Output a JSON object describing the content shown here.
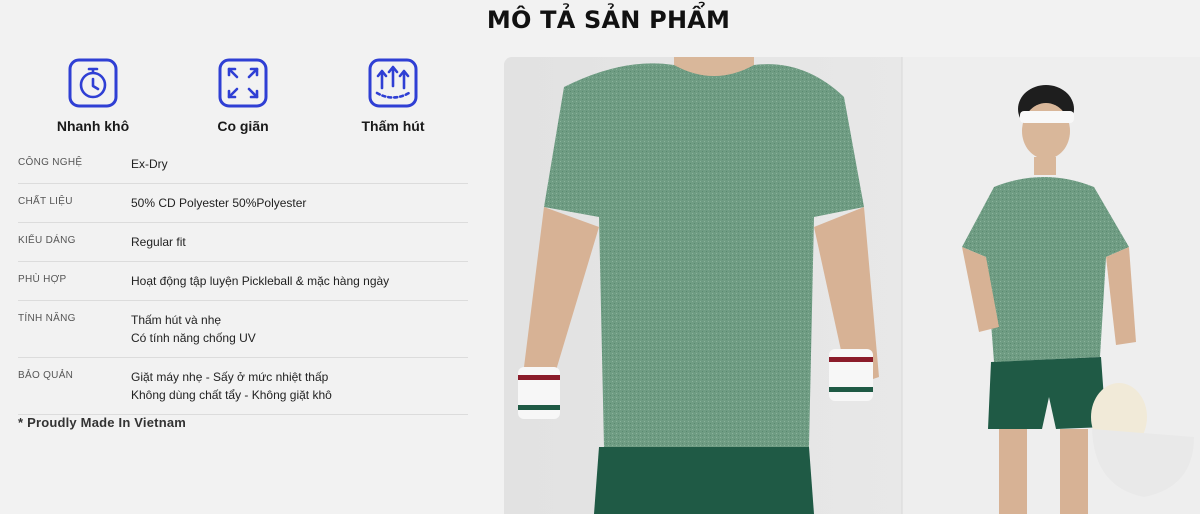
{
  "page": {
    "title": "MÔ TẢ SẢN PHẨM"
  },
  "features": [
    {
      "icon": "stopwatch-icon",
      "label": "Nhanh khô"
    },
    {
      "icon": "expand-arrows-icon",
      "label": "Co giãn"
    },
    {
      "icon": "upload-arrows-icon",
      "label": "Thấm hút"
    }
  ],
  "specs": [
    {
      "key": "CÔNG NGHỆ",
      "values": [
        "Ex-Dry"
      ]
    },
    {
      "key": "CHẤT LIỆU",
      "values": [
        "50% CD Polyester 50%Polyester"
      ]
    },
    {
      "key": "KIỂU DÁNG",
      "values": [
        "Regular fit"
      ]
    },
    {
      "key": "PHÙ HỢP",
      "values": [
        "Hoạt động tập luyện Pickleball & mặc hàng ngày"
      ]
    },
    {
      "key": "TÍNH NĂNG",
      "values": [
        "Thấm hút và nhẹ",
        "Có tính năng chống UV"
      ]
    },
    {
      "key": "BẢO QUẢN",
      "values": [
        "Giặt máy nhẹ - Sấy ở mức nhiệt thấp",
        "Không dùng chất tẩy - Không giặt khô"
      ]
    }
  ],
  "footnote": "* Proudly Made In Vietnam",
  "colors": {
    "icon_blue": "#2f3fd4",
    "shirt_green": "#6c9a80",
    "shorts_green": "#1f5a45",
    "background": "#f2f2f2"
  }
}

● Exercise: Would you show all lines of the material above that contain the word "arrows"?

● Exercise solution:
      "icon": "expand-arrows-icon",
      "icon": "upload-arrows-icon",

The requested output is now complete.